Kids today are tempted left, right and center with all sorts of crazy foods that didn’t even exist when we were kids and certainly didn’t exist when our grandparents were kids. It can be difficult at best to help them understand why some food is actually ‘food’ and some food is, well, ‘not food’. Here are my tips for helping kids learn about and try ‘real food’:

 Eat Through the Rainbow:

Take a week and talk with your kids about the different colors of the fruits and vegetables they are eating. Can they eat food from every color in the rainbow? Try some new vegetables and fruits in each color and talk about how they taste, what the texture is and just what they think of this new food. Don’t worry about trying to get them to like the new foods, just get their input. We often put a huge emphasis on trying to ensure our kids ‘like’ something, but the reality is that it may take several tries before they like anything new. That’s ok. What is more important is that you open them up to the idea of trying something new. Kids are often very enticed by colors and talking through the colors of the rainbow may open up their eyes to new foods you never thought they would be interested in.

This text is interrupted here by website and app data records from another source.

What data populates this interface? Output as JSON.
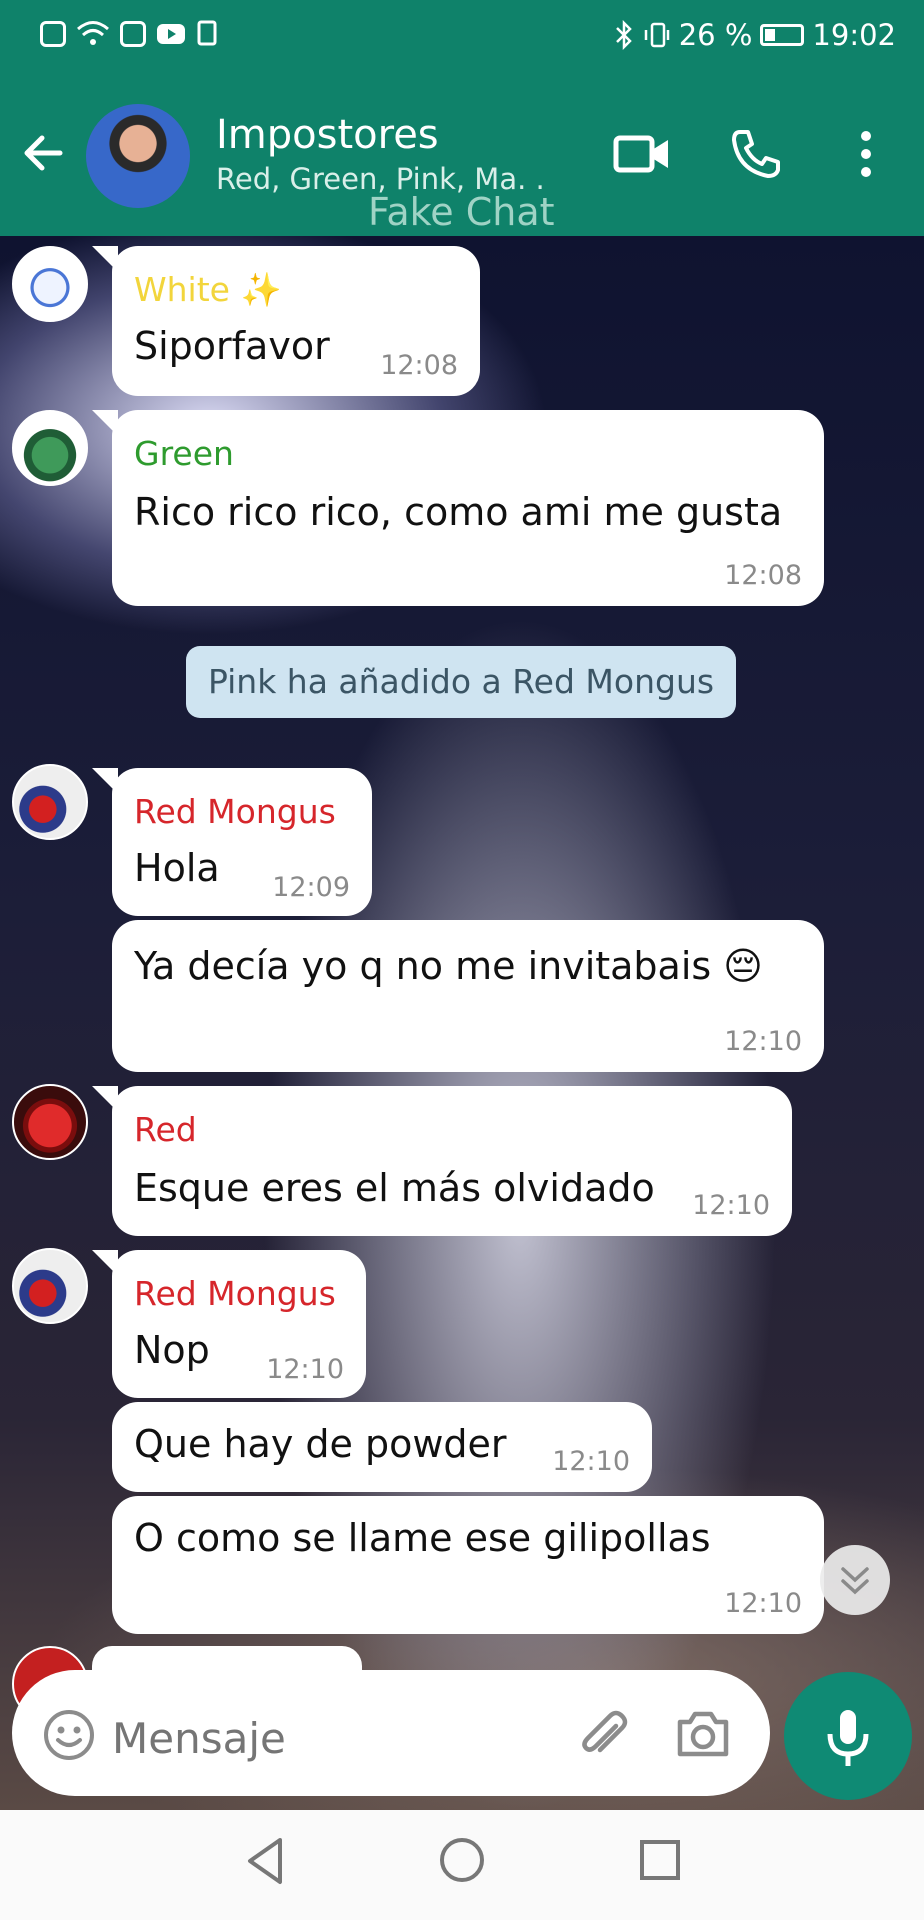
{
  "status_bar": {
    "battery": "26 %",
    "time": "19:02"
  },
  "header": {
    "title": "Impostores",
    "subtitle": "Red, Green, Pink, Ma. .",
    "watermark": "Fake Chat"
  },
  "messages": [
    {
      "sender": "White ✨",
      "sender_color": "#f2d53c",
      "text": "Siporfavor",
      "time": "12:08"
    },
    {
      "sender": "Green",
      "sender_color": "#2e9b2e",
      "text": "Rico rico rico, como ami me gusta",
      "time": "12:08"
    },
    {
      "system": "Pink ha añadido a Red Mongus"
    },
    {
      "sender": "Red Mongus",
      "sender_color": "#d6262b",
      "text": "Hola",
      "time": "12:09"
    },
    {
      "text": "Ya decía yo q no me invitabais 😔",
      "time": "12:10"
    },
    {
      "sender": "Red",
      "sender_color": "#d6262b",
      "text": "Esque eres el más olvidado",
      "time": "12:10"
    },
    {
      "sender": "Red Mongus",
      "sender_color": "#d6262b",
      "text": "Nop",
      "time": "12:10"
    },
    {
      "text": "Que hay de powder",
      "time": "12:10"
    },
    {
      "text": "O como se llame ese gilipollas",
      "time": "12:10"
    }
  ],
  "input": {
    "placeholder": "Mensaje"
  },
  "icons": {
    "back": "arrow-left-icon",
    "video": "video-call-icon",
    "call": "phone-icon",
    "menu": "more-vert-icon",
    "emoji": "emoji-icon",
    "attach": "paperclip-icon",
    "camera": "camera-icon",
    "mic": "microphone-icon",
    "scroll": "double-chevron-down-icon"
  },
  "colors": {
    "header": "#0f826a",
    "accent": "#0f8a74",
    "bubble": "#ffffff",
    "system_bubble": "#cfe4f1"
  }
}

 Make Sauces and Dressings

Kids love to dip their food into something, almost anything. Taking a few extra minutes to make a ‘special sauce’ can be the difference between a clean plate and a barely touched one. Keep it simple, butter and herbs to dip their veggies in (and helps boost vitamin absorption), guacamole, homemade mayonnaise and tomato paste, salsa, etc.

Involve Your Kids in the Cooking Process

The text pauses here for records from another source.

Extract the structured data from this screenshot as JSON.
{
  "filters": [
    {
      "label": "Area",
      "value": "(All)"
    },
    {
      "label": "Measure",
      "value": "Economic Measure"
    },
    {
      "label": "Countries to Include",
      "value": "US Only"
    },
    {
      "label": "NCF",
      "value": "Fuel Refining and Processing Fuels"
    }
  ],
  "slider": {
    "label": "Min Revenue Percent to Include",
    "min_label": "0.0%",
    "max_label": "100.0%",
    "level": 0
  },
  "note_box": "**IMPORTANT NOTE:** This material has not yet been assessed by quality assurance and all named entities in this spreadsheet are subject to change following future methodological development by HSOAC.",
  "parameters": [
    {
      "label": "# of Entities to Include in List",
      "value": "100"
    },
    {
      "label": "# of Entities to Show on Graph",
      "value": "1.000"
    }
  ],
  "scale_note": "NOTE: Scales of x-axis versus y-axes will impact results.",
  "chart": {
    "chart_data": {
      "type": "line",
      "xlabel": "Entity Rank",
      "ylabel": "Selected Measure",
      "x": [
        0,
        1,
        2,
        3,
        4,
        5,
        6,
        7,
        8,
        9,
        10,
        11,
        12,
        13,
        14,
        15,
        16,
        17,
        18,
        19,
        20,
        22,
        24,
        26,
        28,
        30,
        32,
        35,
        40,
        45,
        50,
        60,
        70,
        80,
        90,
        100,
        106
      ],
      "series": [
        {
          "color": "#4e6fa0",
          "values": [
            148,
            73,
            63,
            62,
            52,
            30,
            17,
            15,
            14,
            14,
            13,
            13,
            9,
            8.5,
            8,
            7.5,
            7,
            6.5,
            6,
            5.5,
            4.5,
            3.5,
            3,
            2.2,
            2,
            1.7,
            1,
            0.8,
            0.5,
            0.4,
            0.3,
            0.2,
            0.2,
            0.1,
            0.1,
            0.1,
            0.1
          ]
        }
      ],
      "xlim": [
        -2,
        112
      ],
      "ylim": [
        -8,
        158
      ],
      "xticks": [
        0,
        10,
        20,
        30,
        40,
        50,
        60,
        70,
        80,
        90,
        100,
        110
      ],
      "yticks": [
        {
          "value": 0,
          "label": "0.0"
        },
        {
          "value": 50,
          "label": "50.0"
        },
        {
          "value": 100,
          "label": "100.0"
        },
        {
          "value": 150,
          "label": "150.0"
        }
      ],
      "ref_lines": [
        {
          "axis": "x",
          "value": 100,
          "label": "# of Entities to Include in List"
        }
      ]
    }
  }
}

If the kids are involved in making the food, they are more likely to try the food and eat more of it. Kids love to be a part of the process and teaching them how to cook is a life-skill you just can’t discount. There is no better place to build a foundation of health than right in your own kitchen.

 Allow Them to Choose

A big part of this process is allowing our kids to feel that they too have some control, some input into what they are eating. To help them learn how to make healthy choices for the rest of their life, they need to start learning how now. This can be as simple as saying ‘would you like x or y?’ Or, maybe you say, we haven’t had anything green yet today, what should we add to dinner to give us some green?

 Talk About Ingredients

Even at an early age, start talking about the ingredients in the food. Ask them to try and read ingredients from highly processed foods in the grocery store. Then, help them understand the concept that simple words = healthy ingredients, difficult words = not-so-healthy ingredients. Kids are smart. You can even do some taste tests and talk about how certain foods make them feel. Help them connect the dots that nourishing foods give them energy and focus, and not-so-nourishing foods can mean tantrums and tummy-aches. We want them to choose healthy foods, but, like us, choosing healthy foods doesn’t happen until you start to see how different foods make you feel.

 Stock the House with Good Stuff

The kids are going to get hungry and they are going to dig into something at some point. My three-year-old is particularly good at this right now I shudder to think what this will look like at 15 or 16. But, if the options in the house are (mostly) on the whole food side of the fence, then the kids can’t fall too far down the rabbit hole.

Take Them on Your Journey

Quite often one or two of the parents is trying to eat ‘healthier’ while the kids eat their hot dogs, macaroni and cheese and bagels. Instead, everyone in the house should be eating the same foods. Kids, even more than us, need nutrient-dense foods to grow and thrive. If you are trying to make changes to eat healthier, then bring your kids along too. It doesn’t need to be drastic, but find a pace where everyone can be on board (for the most part) and talk through why you are making changes and your intentions for what the ‘new foods’ will do for you. You might be surprised at what they will be open to.